- _Working data_

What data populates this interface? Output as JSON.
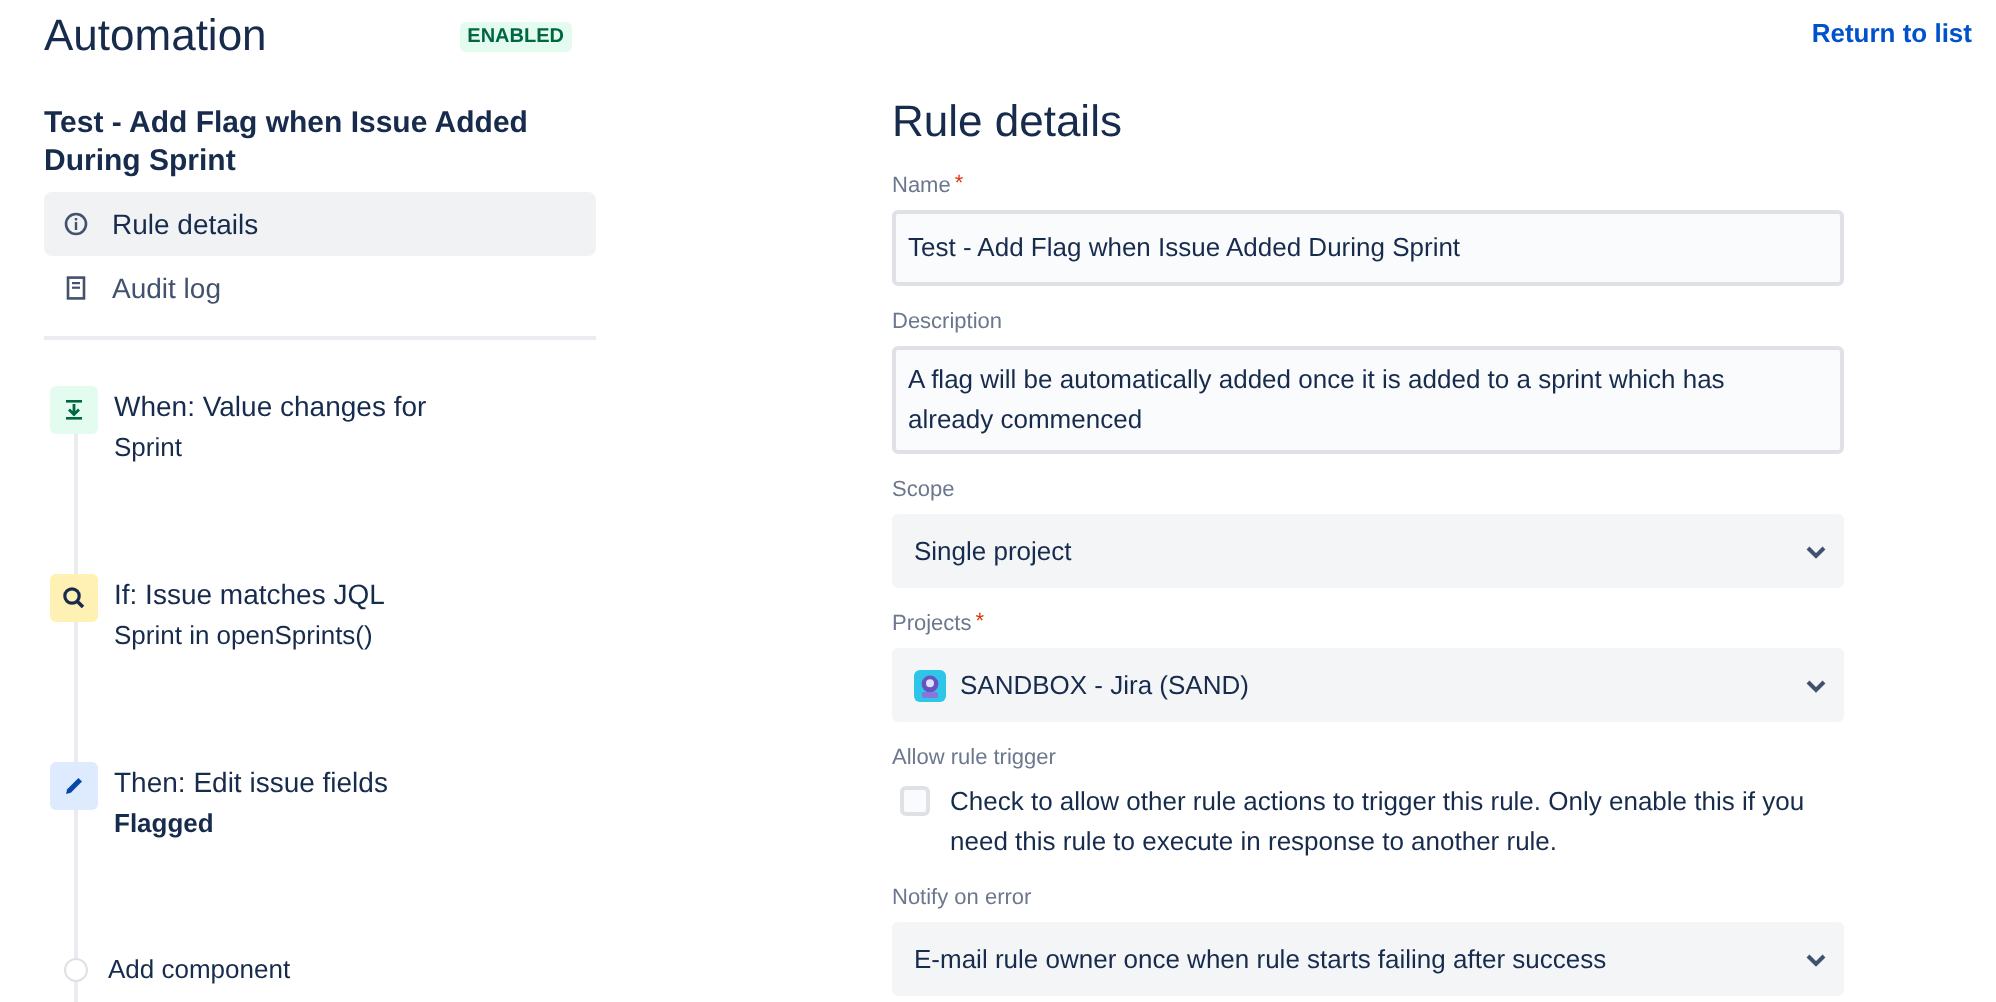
{
  "header": {
    "title": "Automation",
    "status_badge": "ENABLED",
    "return_link": "Return to list"
  },
  "rule_title": "Test - Add Flag when Issue Added During Sprint",
  "nav": [
    {
      "label": "Rule details",
      "kind": "info",
      "selected": true
    },
    {
      "label": "Audit log",
      "kind": "log",
      "selected": false
    }
  ],
  "components": [
    {
      "kind": "trigger",
      "title": "When: Value changes for",
      "detail": "Sprint",
      "emphasis": false
    },
    {
      "kind": "condition",
      "title": "If: Issue matches JQL",
      "detail": "Sprint in openSprints()",
      "emphasis": false
    },
    {
      "kind": "action",
      "title": "Then: Edit issue fields",
      "detail": "Flagged",
      "emphasis": true
    },
    {
      "kind": "add",
      "title": "Add component"
    }
  ],
  "form": {
    "heading": "Rule details",
    "fields": [
      {
        "kind": "text",
        "label": "Name",
        "required_mark": "*",
        "value": "Test - Add Flag when Issue Added During Sprint"
      },
      {
        "kind": "textarea",
        "label": "Description",
        "value": "A flag will be automatically added once it is added to a sprint which has already commenced"
      },
      {
        "kind": "select",
        "label": "Scope",
        "value": "Single project"
      },
      {
        "kind": "project",
        "label": "Projects",
        "required_mark": "*",
        "value": "SANDBOX - Jira (SAND)"
      },
      {
        "kind": "checkbox",
        "label": "Allow rule trigger",
        "text": "Check to allow other rule actions to trigger this rule. Only enable this if you need this rule to execute in response to another rule.",
        "checked": false
      },
      {
        "kind": "select",
        "label": "Notify on error",
        "value": "E-mail rule owner once when rule starts failing after success"
      }
    ]
  }
}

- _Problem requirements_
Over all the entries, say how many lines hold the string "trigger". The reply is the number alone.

- _Answer section_
3